It turns out that Bernie Madoff was offering far better and safer returns on investment than my loft full of this stuff

I discovered my mistake in the matter of books a few years ago, when I carefully conveyed a box of duplicate titles to a local dealer. When I had been buying, many of these had been very valuable first editions in exceptional condition. Now I was selling, there was no demand and most of them were only good for recycling: since it was me, they could stretch to £20 for the lot.

Last week it was model railways and coins. My extensive collection of the former is apparently now worth less than half what I paid for it 20 or more years ago, while the best thing I could do with most of my cherished coin collection is prise open the presentation cases, take the coins down to the shops and spend them.

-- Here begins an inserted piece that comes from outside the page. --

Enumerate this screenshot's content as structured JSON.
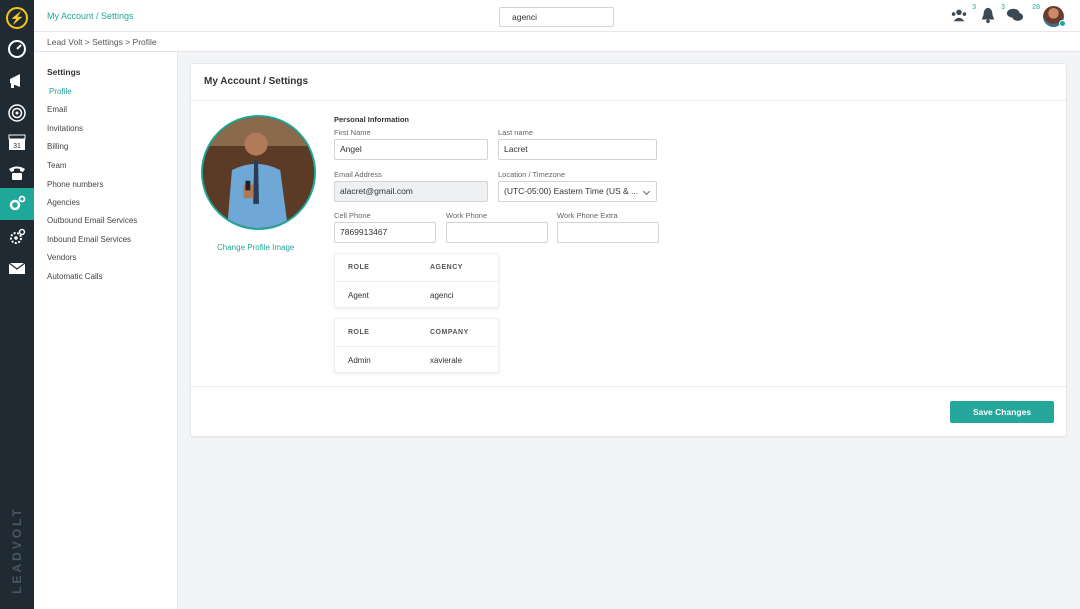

This seemed odd, when the insurance company “expert” who insisted on coming to my house a year or more ago sucked through his teeth at all the immensely valuable stuff I owned, and how desperately underinsured it was. He even insisted that I install a burglar alarm as a condition of my continued and inflated cover.

Surely it cannot be the case that insurers are in league with the conmen who peddle this stuff in trying to persuade us that we are making an investment rather than simply squandering our money?

There is, I confess, one exception to the general rule. The few gold sovereigns I have acquired over the years have appreciated very nicely indeed. Though it turns out – surprise, surprise – that I was a mug to pay a premium for the Royal Mint’s beautifully presented proof sets, because they are worth not a penny more than the bog standard bullion versions of the self-same coins.

Quite possibly the only useful advice ever contained in this column: don't pay the extra for the polished coin in the nice box

Now I do, as it happens, know a man who wanted to get rid of the tiresome collection of Japanese miniatures that his late father had picked up in junk shops for a song over many years. And discovered, to his utter amazement, that it was worth more than a million pounds.

What’s more, that was the sum the collection realised at auction, not that ascribed to it by some wildly over-optimistic insurance assessor.

But that is as much the exception to the rule as the couple who buy a ticket for only the second time in their lives and scoop the Euromillions jackpot.

For the rest of us, the rule must be to laugh at those vendors of the “heirlooms of tomorrow” as heartily as we do at the spoof versions of their advertisements in Viz.

Only buy things because you like them, and feel that your enjoyment of life will be enhanced by having them around you. Never because you fancy for a moment that you may one day be able to make money from them.

The same rule should be applied, with added emphasis, when choosing a place to live.

Luckily it is not all doom and gloom. Two small boys will no longer be denied the pleasure of playing with vintage Hornby Dublo trains that I wrongly thought were much too valuable to be used for the purpose for which they were intended. In due course they may also look forward to inheriting a moderately interesting coin collection, too.

I also expect to make a huge saving on next year’s household insurance bill that I look forward to investing in something with truly lasting value. Like a lottery ticket, for example. 

Originally published in The Journal, Newcastle upon Tyne.